* Dr. Thomas Rolph, long distinguished in Upper Canada by his eloquence and loyalty, is now residing at Portsmouth.
The course of policy I had determined to pursue —whether right or wrong it now matters not—was at all events a plain one. For upwards of two years I had occupied myself in ascertaining the real sentiments of the people whom it was my fate to govern, and the result of this minute investigation having been most powerfully corroborated by the late elections, 1 felt that I might confidently await the hour, should it ever arrive, in which it would be my duty to call upon the brave and loyal inhabitants of Upper Canada to rally round me to suppress rebellion, and, above all, to resist the smallest attempt to introduce that odious principle of "responsible government" which a few republicans in the province had been desirous to force upon them.

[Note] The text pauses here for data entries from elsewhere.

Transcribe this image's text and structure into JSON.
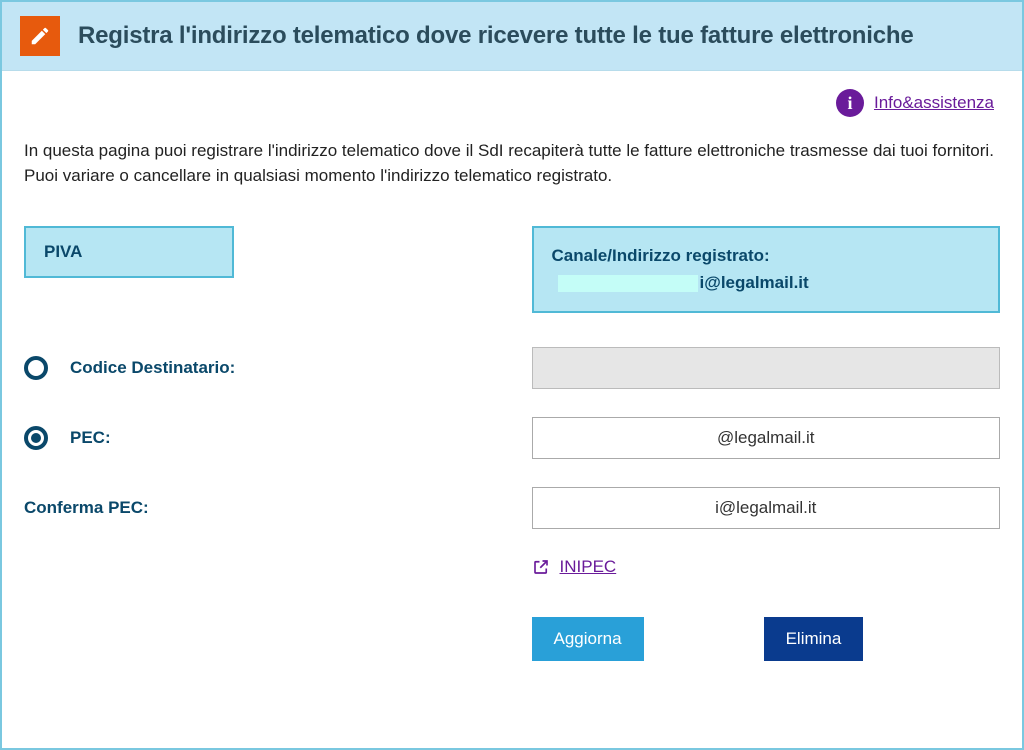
{
  "header": {
    "title": "Registra l'indirizzo telematico dove ricevere tutte le tue fatture elettroniche"
  },
  "help": {
    "icon_letter": "i",
    "label": "Info&assistenza"
  },
  "description": "In questa pagina puoi registrare l'indirizzo telematico dove il SdI recapiterà tutte le fatture elettroniche trasmesse dai tuoi fornitori. Puoi variare o cancellare in qualsiasi momento l'indirizzo telematico registrato.",
  "boxes": {
    "piva_label": "PIVA",
    "registered_label": "Canale/Indirizzo registrato:",
    "registered_value_suffix": "i@legalmail.it"
  },
  "form": {
    "codice_dest_label": "Codice Destinatario:",
    "pec_label": "PEC:",
    "pec_value": "@legalmail.it",
    "conferma_pec_label": "Conferma PEC:",
    "conferma_pec_value": "i@legalmail.it",
    "inipec_label": "INIPEC"
  },
  "actions": {
    "update": "Aggiorna",
    "delete": "Elimina"
  }
}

Now this course of policy, which it will be perceived treated Mr. McKenzie with abject contempt, was exactly that which he was particularly desirous I should not pursue; for he felt, and justly felt, that as a political mountebank, it was no use at all for him to be every day performing dangerous tricks unless he could assemble an audience, and he therefore resolved to do everything he could to force me to patronise or bring him into notice; and so, first, he wrote, and then he printed, and then he rode, and then he spoke, stamped, foamed, wiped his seditious little mouth, and then spoke again; and thus, like a squirrel in a cage, he continued with astonishing assiduity the centre of a revolutionary career, until many, bewildered by his movements,